Essay Structure

All academic essays share the same basic structure. However, there may be differences in content and style depending on the discipline. These resources will help you understand how to structure an academic essay:

Basic Essay Structure - from Utah Valley University

Argumentative Essays - from Purdue Online Writing Lab

Compare & Contrast Essays - from the Writing Center, University of North Carolina at Chapel Hill


It is important to acknowledge, address and rebut counterarguments in your essay. This will help to make your argument stronger. Refer to the link below on how to develop your counterargument:

Counterarguments - from Harvard College Writing Center 

Create an Essay Outline

It can be useful to write an outline for your essay once you know about what you want to write about. The following link provides a sample outline for a 5 to 7 page paper:

Example Essay Outline - from Walden University Writing Center 

Model Five Paragraph Essay

Most essays that students write will be longer than five paragraphs. However, this model five paragraph essay provides a useful example of the structure of an essay and the organization of body paragraph (topic sentences and transitions):

Liberation of American Women

   Since the middle of the twentieth century, women in many countries have been seeking greater independence and opportunity.No longer content with their traditional roles as housewives and mothers, women have joined together to create what is known as the women's liberation movement. The impetus behind this movement varies from culture to culture, country to country, and individual to individual. In the United States, some of the major developments that led to the liberation of women were the creation of effective birth-control methods, the invention of labor-saving devices for the home, and the advent of World War II.

   The first cause of the liberation of American women was the development of safe and effective methods of birth control. Birth control devices gave women the ability to decide when and if they would bear children and how many they would have. While affluent women had always enjoyed some measure of independence, the development of birth control devices gave average women the ability to do more than have a family. They could complete their education and pursue a career. Between 1950 and 1987, the number of mothers going out to work tripled.

   Another reason why American women acquired more freedom outside the home was the invention of labor saving devices that lightened the burden of housekeeping. Machines and appliances such as vacuum cleaners, washing machines, clothes dryers, and dishwashers shortened the amount of time required to do household tasks. These machines dramatically shortened the time required to maintain a house. In fact, women devoted approximately twelve to fourteen hours per day to housework in 1950. However, by 1999, the number had dropped to approximately five hours per day.

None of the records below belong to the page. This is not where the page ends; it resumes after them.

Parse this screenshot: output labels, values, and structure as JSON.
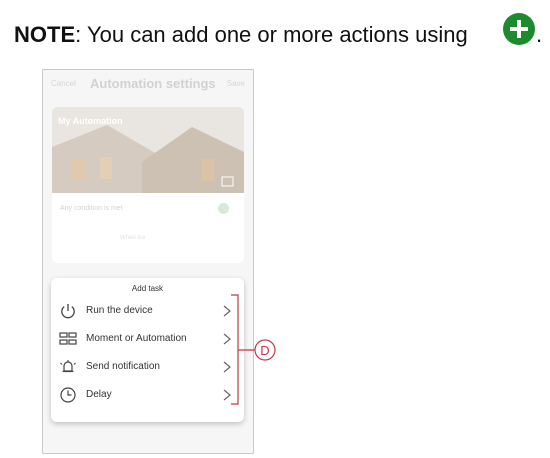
{
  "note": {
    "bold_label": "NOTE",
    "text": ": You can add one or more actions using",
    "period": ".",
    "icon": "plus-circle-icon",
    "icon_color": "#1d8a2e"
  },
  "topbar": {
    "cancel": "Cancel",
    "title": "Automation settings",
    "save": "Save"
  },
  "automation": {
    "name": "My Automation",
    "condition": "Any condition is met",
    "ghost": "When Ice"
  },
  "sheet": {
    "title": "Add task",
    "items": [
      {
        "label": "Run the device",
        "icon": "power-icon"
      },
      {
        "label": "Moment or Automation",
        "icon": "grid-icon"
      },
      {
        "label": "Send notification",
        "icon": "bell-icon"
      },
      {
        "label": "Delay",
        "icon": "clock-icon"
      }
    ]
  },
  "callout": {
    "label": "D",
    "color": "#c8354a"
  }
}
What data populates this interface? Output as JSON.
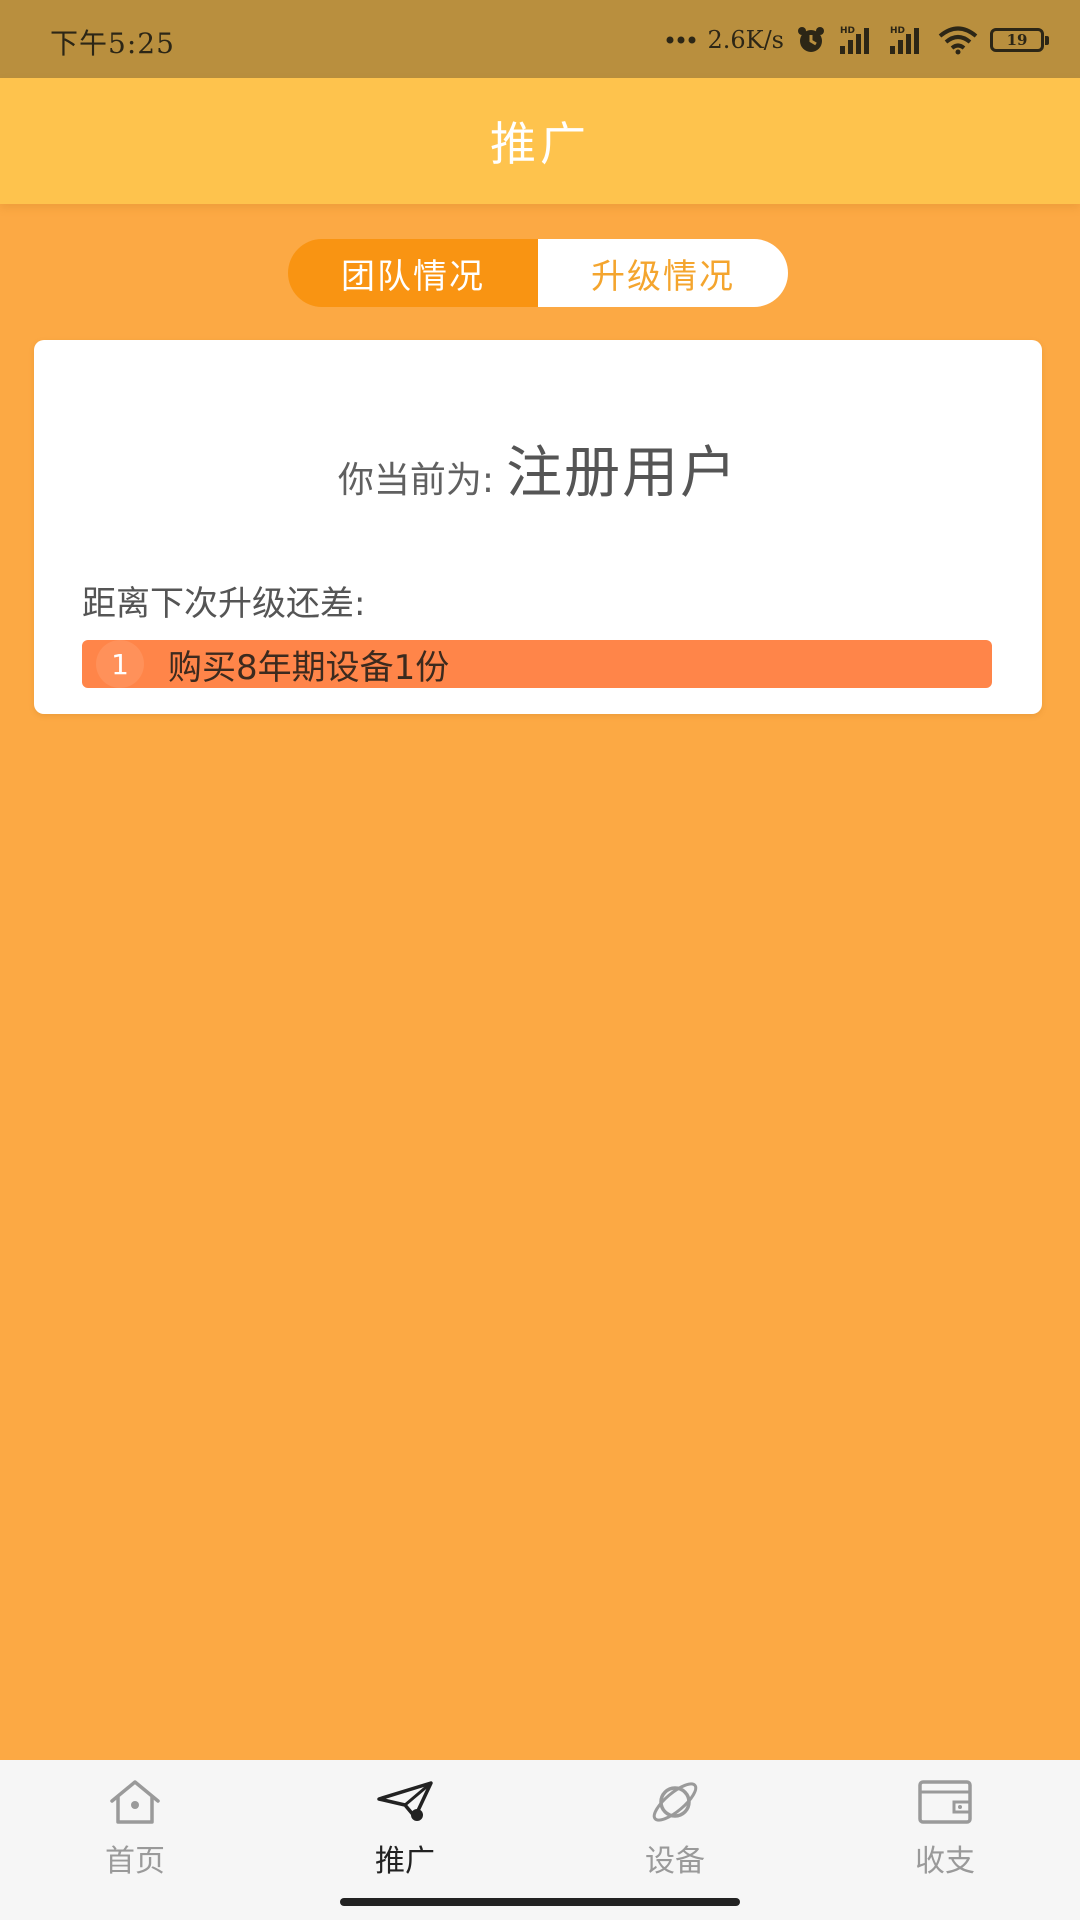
{
  "status_bar": {
    "time": "下午5:25",
    "network_speed": "2.6K/s",
    "signal_labels": [
      "HD",
      "HD"
    ],
    "battery_level": "19"
  },
  "header": {
    "title": "推广"
  },
  "tabs": {
    "items": [
      {
        "label": "团队情况",
        "active": true
      },
      {
        "label": "升级情况",
        "active": false
      }
    ]
  },
  "card": {
    "current_level_label": "你当前为:",
    "current_level_value": "注册用户",
    "next_upgrade_label": "距离下次升级还差:",
    "requirements": [
      {
        "index": "1",
        "text": "购买8年期设备1份"
      }
    ]
  },
  "bottom_nav": {
    "items": [
      {
        "label": "首页",
        "icon": "home-icon",
        "active": false
      },
      {
        "label": "推广",
        "icon": "paper-plane-icon",
        "active": true
      },
      {
        "label": "设备",
        "icon": "planet-icon",
        "active": false
      },
      {
        "label": "收支",
        "icon": "wallet-icon",
        "active": false
      }
    ]
  },
  "colors": {
    "background": "#FCA944",
    "header": "#FEC34D",
    "tab_active": "#F99412",
    "tab_inactive_text": "#F4A52E",
    "requirement_bar": "#FF8549"
  }
}
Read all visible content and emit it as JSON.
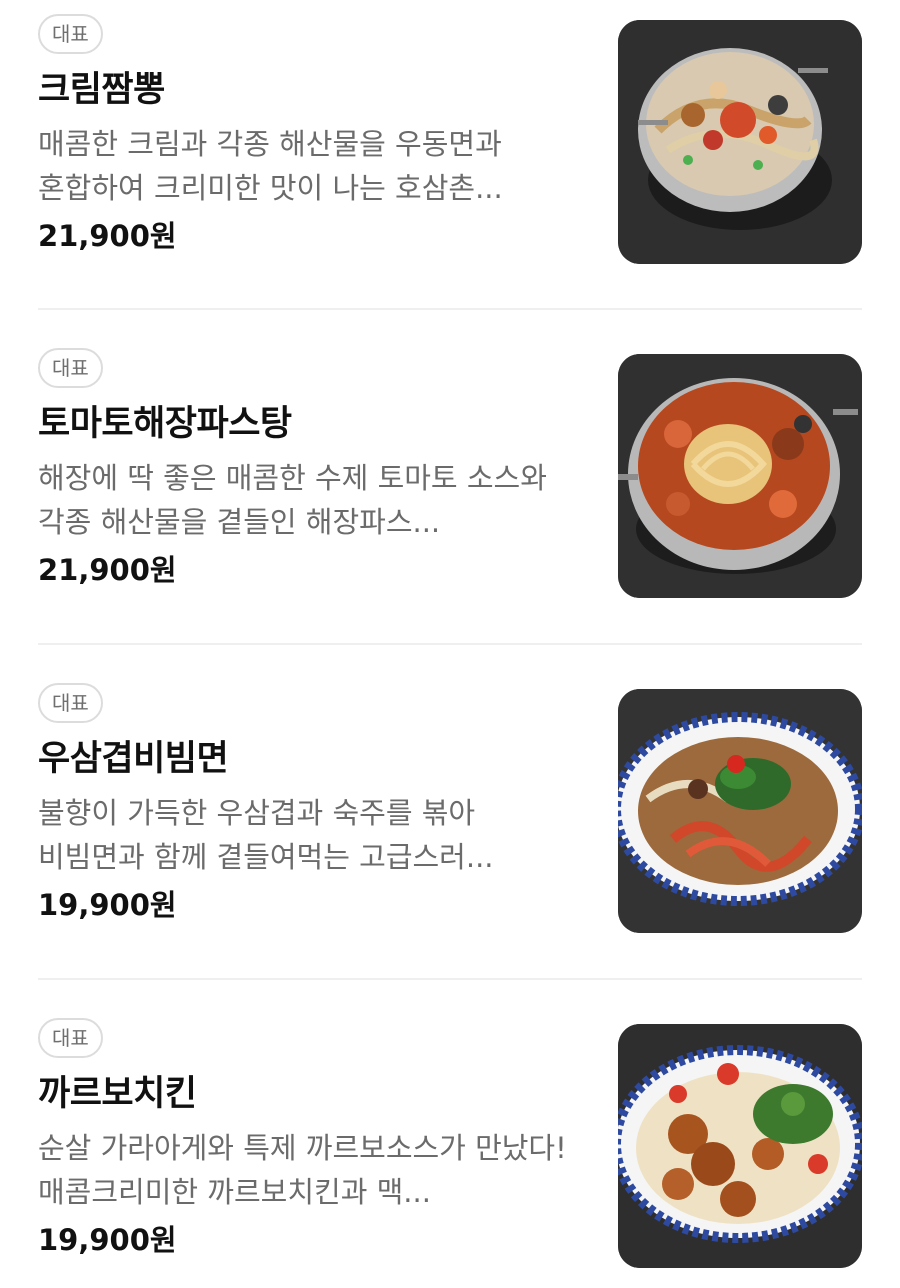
{
  "menu": {
    "items": [
      {
        "badge": "대표",
        "name": "크림짬뽕",
        "description": "매콤한 크림과 각종 해산물을 우동면과 혼합하여 크리미한 맛이 나는 호삼촌...",
        "price": "21,900원",
        "photo": "cream-jjamppong-photo"
      },
      {
        "badge": "대표",
        "name": "토마토해장파스탕",
        "description": "해장에 딱 좋은 매콤한 수제 토마토 소스와 각종 해산물을 곁들인 해장파스...",
        "price": "21,900원",
        "photo": "tomato-pasta-stew-photo"
      },
      {
        "badge": "대표",
        "name": "우삼겹비빔면",
        "description": "불향이 가득한 우삼겹과 숙주를 볶아 비빔면과 함께 곁들여먹는 고급스러...",
        "price": "19,900원",
        "photo": "beef-bibim-noodle-photo"
      },
      {
        "badge": "대표",
        "name": "까르보치킨",
        "description": "순살 가라아게와 특제 까르보소스가 만났다! 매콤크리미한 까르보치킨과 맥...",
        "price": "19,900원",
        "photo": "carbo-chicken-photo"
      }
    ]
  }
}
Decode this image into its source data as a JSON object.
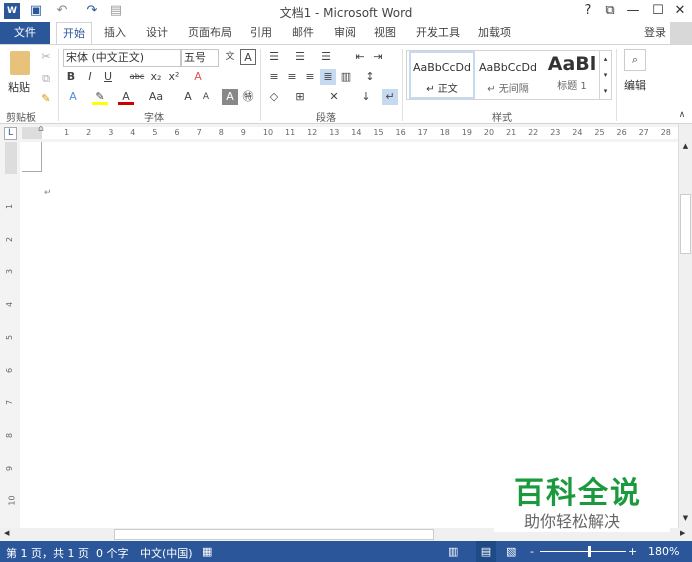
{
  "title": "文档1 - Microsoft Word",
  "window_controls": {
    "help": "?",
    "restore": "⧉",
    "minimize": "—",
    "maximize": "☐",
    "close": "✕"
  },
  "tabs": [
    "文件",
    "开始",
    "插入",
    "设计",
    "页面布局",
    "引用",
    "邮件",
    "审阅",
    "视图",
    "开发工具",
    "加载项"
  ],
  "signin": "登录",
  "clipboard": {
    "paste": "粘贴",
    "group": "剪贴板"
  },
  "font": {
    "name": "宋体 (中文正文)",
    "size": "五号",
    "group": "字体",
    "bold": "B",
    "italic": "I",
    "underline": "U",
    "strike": "abc",
    "sub": "x₂",
    "sup": "x²",
    "aa": "Aa",
    "grow": "A",
    "shrink": "A"
  },
  "paragraph": {
    "group": "段落"
  },
  "styles": {
    "group": "样式",
    "items": [
      {
        "preview": "AaBbCcDd",
        "name": "↵ 正文"
      },
      {
        "preview": "AaBbCcDd",
        "name": "↵ 无间隔"
      },
      {
        "preview": "AaBl",
        "name": "标题 1"
      }
    ]
  },
  "editing": {
    "label": "编辑"
  },
  "ruler": {
    "h": [
      1,
      2,
      3,
      4,
      5,
      6,
      7,
      8,
      9,
      10,
      11,
      12,
      13,
      14,
      15,
      16,
      17,
      18,
      19,
      20,
      21,
      22,
      23,
      24,
      25,
      26,
      27,
      28
    ],
    "v": [
      1,
      2,
      3,
      4,
      5,
      6,
      7,
      8,
      9,
      10
    ],
    "tab_selector": "L"
  },
  "watermark": {
    "title": "百科全说",
    "subtitle": "助你轻松解决",
    "color": "#1a9a3c"
  },
  "status": {
    "page": "第 1 页，共 1 页",
    "words": "0 个字",
    "lang": "中文(中国)",
    "zoom": "180%",
    "zoom_minus": "-",
    "zoom_plus": "+"
  },
  "colors": {
    "accent": "#2b579a"
  }
}
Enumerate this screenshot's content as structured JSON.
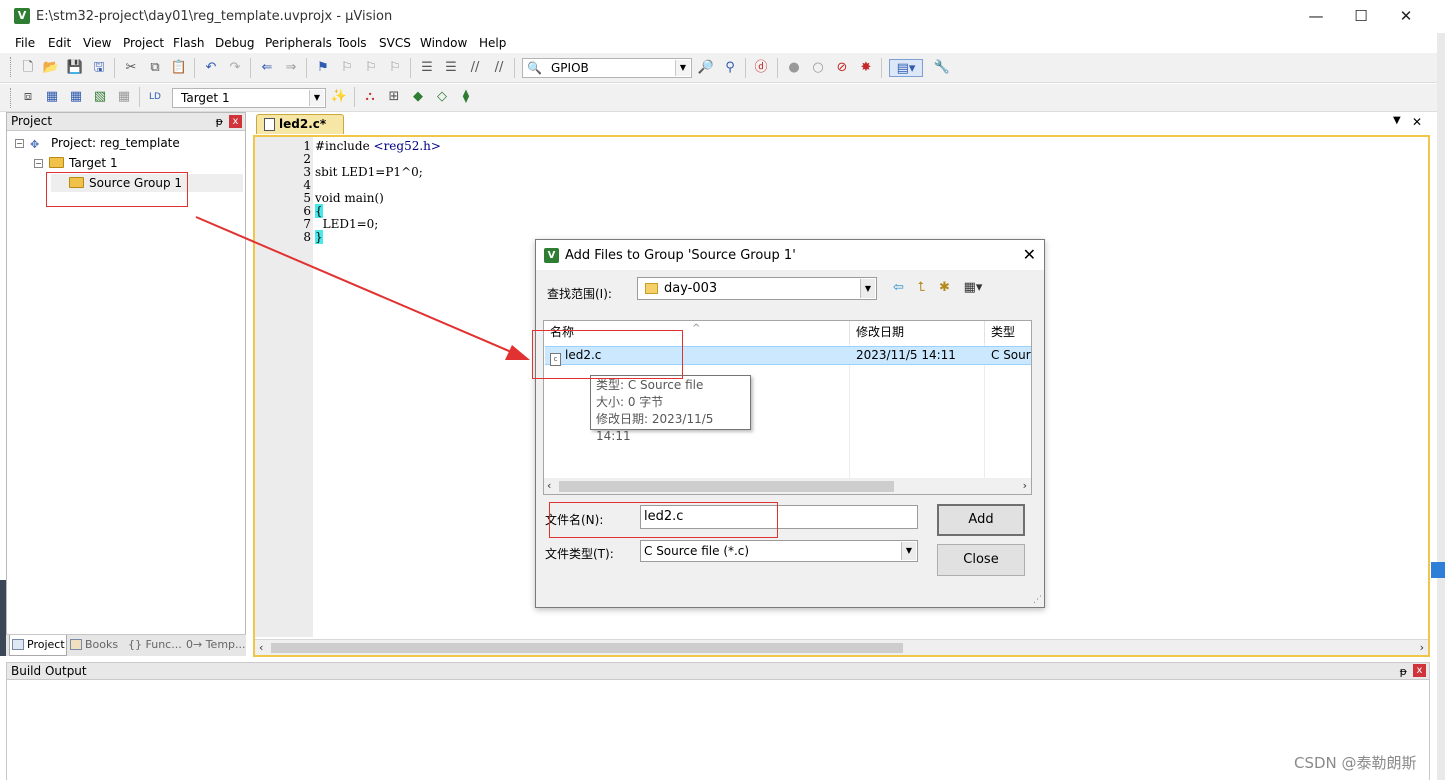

   A final cause of the changed social status of American women was the advent of World War II. During the war, most able-bodied men were needed by the military, so great numbers of women joined the labor force as factory and office workers, filling the jobs that their husbands, fathers and brothers had vacated. For example, thousands of women moved into higher-paid factory work such as airplane welding. Others became business managers. Although many women returned to traditional roles after the war, this period of employment opportunity encouraged a sense of independence among U.S. women. In 1986, almost 48 million women age 16 and over were employed.

   In conclusion, a set of conditions and advancements — medical, technological,  and military — can explain the dramatic change in the status of American women. Currently, women in many societies are debating the costs and benefits of women's liberation. The full impact of this social change remains to be seen.

Adapted from Oshima, A. & Hogue, A. (1999). Writing Academic English (3rd ed.). White Plains, NY: Addison Wesley Longman, pp. 111-113